When you look at Kim Jung's sketchbooks, you can see that he draws everything around himself, and the sheer mass of his sketches gives the impression that he draws constantly. It seems to me, and maybe you can say something to that, that most professional comic artists, although the draw a whole lot, mostly draw from their head. They don't draw "from life" very much. The effect of this is that they have a very limited set of data available to them, and are stuck with constructing much that they want to draw from this limited knowledge. If they want to draw a "new" pose, they need reference. Kim Jung does not need reference, because there is nothing that he has not drawn a thousand times from every angle.
This is my impression, and it may be wrong, but even at my low level of ability I can see how my internal image develops with an increase of life drawing. And when I draw from life, I don't do what most art instructors recommend, which is to "deconstruct" the image visually and "reconstruct" it on paper, but rather I draw what I see without understanding its internal construction.

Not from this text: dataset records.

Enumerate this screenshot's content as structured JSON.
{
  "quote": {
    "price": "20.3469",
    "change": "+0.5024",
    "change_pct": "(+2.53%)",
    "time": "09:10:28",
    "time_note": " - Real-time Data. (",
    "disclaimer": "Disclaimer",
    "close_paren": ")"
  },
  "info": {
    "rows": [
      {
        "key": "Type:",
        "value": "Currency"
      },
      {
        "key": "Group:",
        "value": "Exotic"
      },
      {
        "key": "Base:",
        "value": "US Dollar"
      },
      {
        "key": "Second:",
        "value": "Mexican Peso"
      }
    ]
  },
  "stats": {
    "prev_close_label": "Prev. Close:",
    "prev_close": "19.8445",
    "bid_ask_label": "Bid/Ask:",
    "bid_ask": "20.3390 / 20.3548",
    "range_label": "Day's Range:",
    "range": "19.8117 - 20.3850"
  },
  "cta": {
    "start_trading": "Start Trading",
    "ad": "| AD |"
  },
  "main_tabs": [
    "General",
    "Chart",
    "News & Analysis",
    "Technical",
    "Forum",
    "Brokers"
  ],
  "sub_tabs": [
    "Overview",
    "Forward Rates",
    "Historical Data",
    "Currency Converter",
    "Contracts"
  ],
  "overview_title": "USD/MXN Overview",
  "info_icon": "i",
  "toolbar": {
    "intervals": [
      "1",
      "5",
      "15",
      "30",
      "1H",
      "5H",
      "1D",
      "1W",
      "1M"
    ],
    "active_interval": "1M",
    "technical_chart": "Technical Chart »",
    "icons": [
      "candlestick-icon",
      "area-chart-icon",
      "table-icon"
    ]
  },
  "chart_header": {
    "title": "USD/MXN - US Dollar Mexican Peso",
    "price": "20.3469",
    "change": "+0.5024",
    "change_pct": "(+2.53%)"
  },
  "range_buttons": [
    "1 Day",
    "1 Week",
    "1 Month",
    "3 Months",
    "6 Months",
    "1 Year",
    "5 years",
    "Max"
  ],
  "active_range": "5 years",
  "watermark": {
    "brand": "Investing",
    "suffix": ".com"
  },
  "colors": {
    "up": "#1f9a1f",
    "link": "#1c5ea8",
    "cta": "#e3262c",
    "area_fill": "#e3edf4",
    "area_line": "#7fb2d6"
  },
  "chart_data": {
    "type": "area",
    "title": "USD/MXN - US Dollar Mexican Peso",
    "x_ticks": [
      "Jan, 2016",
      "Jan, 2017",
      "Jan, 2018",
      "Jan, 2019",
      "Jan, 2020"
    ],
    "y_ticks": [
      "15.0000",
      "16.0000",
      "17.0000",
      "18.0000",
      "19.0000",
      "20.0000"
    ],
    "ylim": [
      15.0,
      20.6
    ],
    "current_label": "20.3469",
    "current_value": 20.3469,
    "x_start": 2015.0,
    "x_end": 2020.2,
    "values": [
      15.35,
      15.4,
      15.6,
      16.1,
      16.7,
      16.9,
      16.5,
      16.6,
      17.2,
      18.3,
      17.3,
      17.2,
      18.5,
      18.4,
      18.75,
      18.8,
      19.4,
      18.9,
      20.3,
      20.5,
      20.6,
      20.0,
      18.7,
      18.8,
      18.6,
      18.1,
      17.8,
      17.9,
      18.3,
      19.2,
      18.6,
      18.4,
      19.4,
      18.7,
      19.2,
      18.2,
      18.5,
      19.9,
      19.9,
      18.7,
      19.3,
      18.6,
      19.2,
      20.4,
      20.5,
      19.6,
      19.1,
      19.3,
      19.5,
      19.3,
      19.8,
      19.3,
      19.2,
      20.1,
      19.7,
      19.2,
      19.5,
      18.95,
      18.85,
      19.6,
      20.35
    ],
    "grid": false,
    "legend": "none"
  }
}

Think of how children learn a language, and how you are taught a language at school. In school the teacher explains the grammar, gives you a list of vocabulary to learn, and does exercises with you. Most pupils never get good at any language they learn in school. As a child, you are immersed in the language and no-one bothers with teaching it to you. Yet, you pick it up, and most children learn all of the languages they encounter in this way rather perfectly.
Drawing, I believe, works the same way. Most art instruction is like learning a language in school: very unnatural, non-intuitive, artificial. You get a set of rules, a vocabulary, and do exercises that have nothing to do with "living inside a language". The way I believe Kim Jung practises, and the way I do practise drawing, is like learning a language as a child: don't try to understand the principles of art, just draw what you see.
It is a slower way, but with deeper learning. What do you think?
Totally agree, I think he is a skilled artist but having nowhere near his skill level I can't even get close to understanding how he takes it from brain to paper with such seeming ease, just extemporaneously. I think everyone can kind of have that same creation on the mental canvas but the transference from concept to reality that he pulls off is flabbergasting. I would like to know what the real render time was.
On another note his art has a cool sense of humor to it; kind of reminds of Jack Davis or something. Lots of life and personality.
haha i love his drawings too! i have been following him for a few months. he is a true master! he is coming to my country next month! and i m definitely going to attend his event and buy his books! haha ^^